Once upon a time, a group of friends and I set out to utilize a local Universities student web accounts to host our own sites. These sites weren’t typical class assignments (like they were supposed to be). They consisted of journal like entries, photo galleries and were mostly made of static HTML. We ranted about our ideas and began writing content that reflected our personalities and creative abilities and it went on for a couple of years.
Largely, I was the guy wondering around campus (and the city) with a digital camera taking pictures at our parties, small events like cookouts, fraternity occasions and just about anywhere I was at that particular moment. I was the guy who would stop and look at you through the lens and snap a picture.
After a few months of uploading and storing hundreds, if not thousands, of pictures on pages organized around blocks of text and page counters to show traffic, I helped others follow suit and we all began to create our own network. Some of our sites were more liberal than others. I remember getting an ‘email’ from the webmasters at CSU that our sites weren’t allowed to store this much data and that we might get our site taken down. Our ‘ideas’ weren’t meshing with site policy but they also didn’t have the same policies as today.
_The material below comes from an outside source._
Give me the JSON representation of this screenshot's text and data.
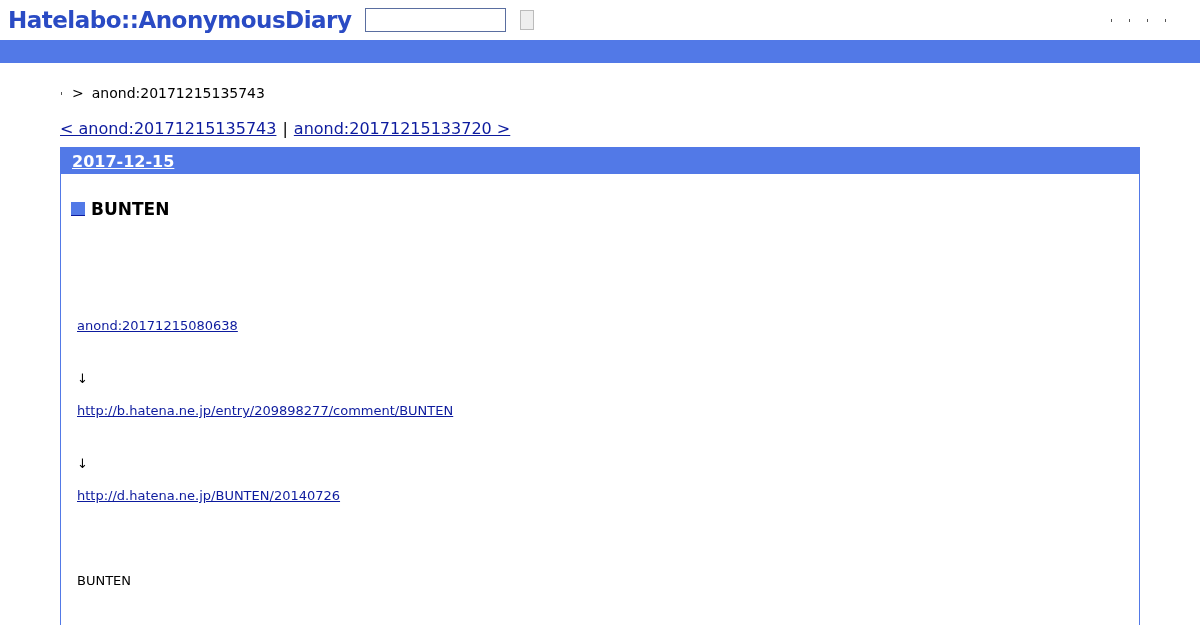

It wasn’t long before my student site took off.
Funny that I still remember the URL: http://studentswebs.colstate.edu/shaffer_lucas
You see, we found a way to express our individuality through photography, creative writing and web design. This all started in 1998. As a ‘journal’ first, then a photo journal
then a site for pages and pages of content. About the time digital cameras were not common, I found myself with a Kodak EasyShare around 2000-2001. The one with the plastic case. It was about as rare as my external 4X CD Burner (which could go down as one of my first entrepreneurial ventures; maybe another blog post). The cameras rarity explains of why I was looked at strangely. The ability to show someone the picture immediately after taking it was life changing…because we could retake it and it wasn’t wasting film. Ladies loved it. Mind blowing technology.
Putting the images on the web was just a natural progression. This was almost a decade before Facebook and I was a noob at web design. Microsoft Frontpage was my tool of choice and I am glad I don’t see it anymore. We took our networked sites and after several years of hard work, closed shop. Eventually migrating to MySpace.com around 2003-2004 where a content managed system would allow non-tech friends to join the fun pulling us away.
Cut to recently: It wasn’t until much later that one of the founding originators, a long time friend, of this ‘networking site group’ and I were talking about those ‘times’, as if it were a million years ago, and reminisced that we weren’t far off from a very ambitious idea that eventually became the powerful network called Facebook.
If maybe we were a bit more anti-social like Zuckerberg we may have spent more time thinking about the collaboration of people on one site, instead of many individual sites. We could have built an online community for sharing content and…well, you know the rest. Timing is often seen in retrospect. Much like my story today.
I tell this story because timing is a large part of the reason Stand And Stretch has grown to such an innovative business and has endured through many stages of progress. Today I sit in wonder as I continue to learn. My mind reels when I think of this early brush with destiny and wonder what could have been done to traverse our local university sites into a major social networking site that now has over 1 billion people participating.
What did we miss? What was the critical importance that could have shifted our processing into hyperdrive and made our mission to allow others to share instead of sharing just our own ideas. I will blame selfishness. I can do that now. I will also blame ego. In order to do great things you must apply yourself and rise above your self-image. Begin to focus on self-less ideas. For those ideas that help others are often the most fulfilling and most rewarding. I’ve gained much more from life when I started focusing on helping others.
I am not that much different from that person a decade ago. The one that sparked an initiative of a dozen independent sites allowing our young, ego-filled personalities to go ‘viral’.
I still have the passion and the drive. But today I don’t fear failure; like I once might have. And that has made all the difference.
Posted by Lucas Shaffer | 0 comments